(RECORDS SUPPLIED)
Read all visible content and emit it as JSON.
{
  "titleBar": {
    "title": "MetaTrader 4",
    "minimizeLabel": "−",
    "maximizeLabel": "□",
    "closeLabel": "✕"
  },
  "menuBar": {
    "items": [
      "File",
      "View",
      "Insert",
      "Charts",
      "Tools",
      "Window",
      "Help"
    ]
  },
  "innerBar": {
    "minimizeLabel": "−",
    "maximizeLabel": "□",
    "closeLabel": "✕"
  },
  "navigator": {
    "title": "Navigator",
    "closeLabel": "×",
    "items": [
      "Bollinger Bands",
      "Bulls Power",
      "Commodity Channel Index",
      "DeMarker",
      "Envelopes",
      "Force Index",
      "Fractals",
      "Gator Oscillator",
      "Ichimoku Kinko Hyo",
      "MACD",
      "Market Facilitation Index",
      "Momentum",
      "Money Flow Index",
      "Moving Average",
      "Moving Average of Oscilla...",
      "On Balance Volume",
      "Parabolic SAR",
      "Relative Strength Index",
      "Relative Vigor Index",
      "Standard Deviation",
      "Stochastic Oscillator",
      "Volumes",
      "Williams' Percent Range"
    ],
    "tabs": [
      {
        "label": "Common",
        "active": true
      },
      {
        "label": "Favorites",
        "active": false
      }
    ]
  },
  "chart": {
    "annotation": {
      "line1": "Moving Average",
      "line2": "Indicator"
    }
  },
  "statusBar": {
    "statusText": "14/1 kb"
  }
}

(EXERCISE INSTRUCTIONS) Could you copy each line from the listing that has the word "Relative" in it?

(RESPONSE FOR THIS EXERCISE)
      "Relative Strength Index",
      "Relative Vigor Index",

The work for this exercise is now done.